John Golden earned his Masters Degree in Clinical Counseling Psychology from LaSalle University. He is a Licensed Professional Counselor and a Certified Advanced Alcohol and Drug Counselor, as well as a certified Neurofeedback provider. John has extensive experience treating people struggling with depression, anxiety, trauma, grief/loss, and relationship difficulties, and he specializes in the treatment of substance use issues.
John brings great warmth and compassion into treatment, as well as an eclectic mix of therapeutic approaches, including psychodynamic, person-centered, ACT (acceptance and commitment therapy), and mindfulness. His aim is to create a safe place for his clients to learn and grow and heal.
When working with clients struggling with substance use issues, John takes an integrated harm-reduction approach. This means clients are met wherever they are at with kindness, compassion, and respect—whether they have decided to make a change and are ready to start, or they want to make a change but aren’t sure if they’re ready, or if they’re undecided if they want to make a change and just need some space to figure that out. Clients are empowered to set their own goals for themselves, and supported as they work towards those goals at their own pace and comfort level. People use drugs for a reason, and even though drug use frequently ends up being a problem, it almost always starts as a solution to some other problem. Whatever that underlying problem is—be it depression, anxiety, difficulty connecting with others, feeling uncomfortable in social settings or in one’s own skin—John can help clients to learn healthier ways of coping.
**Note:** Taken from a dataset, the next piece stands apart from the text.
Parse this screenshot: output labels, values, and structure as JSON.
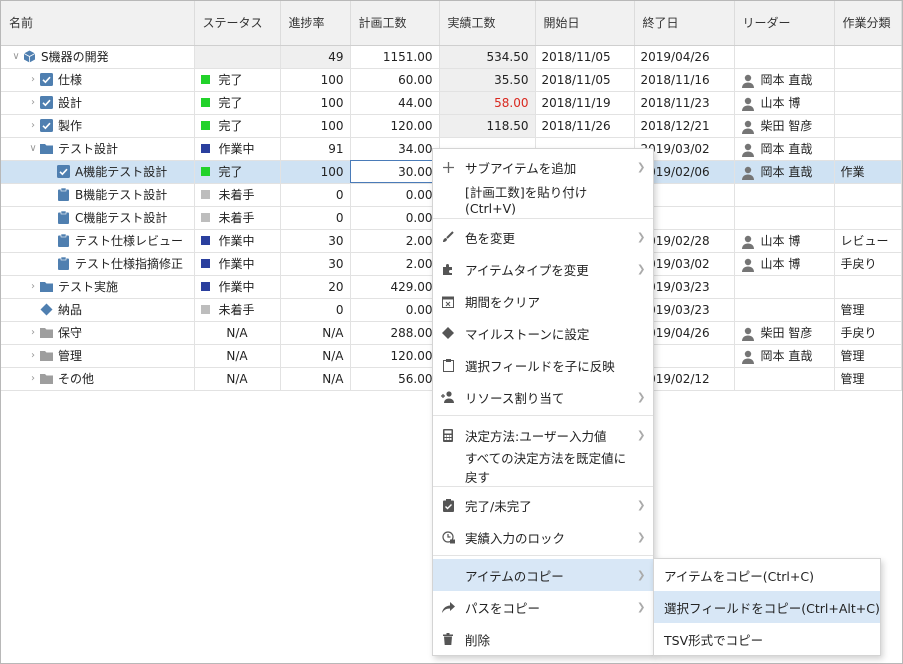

John also works with concerned family members and friends, utilizing the CRAFT (Community Reinforcement and Family Training) model. This cutting-edge approach teaches specific skills and strategies to help their loved ones while avoiding detachment and confrontation. Research has demonstrated that CRAFT is significantly more effective in engaging loved ones in treatment and decreasing their substance use than traditional interventions.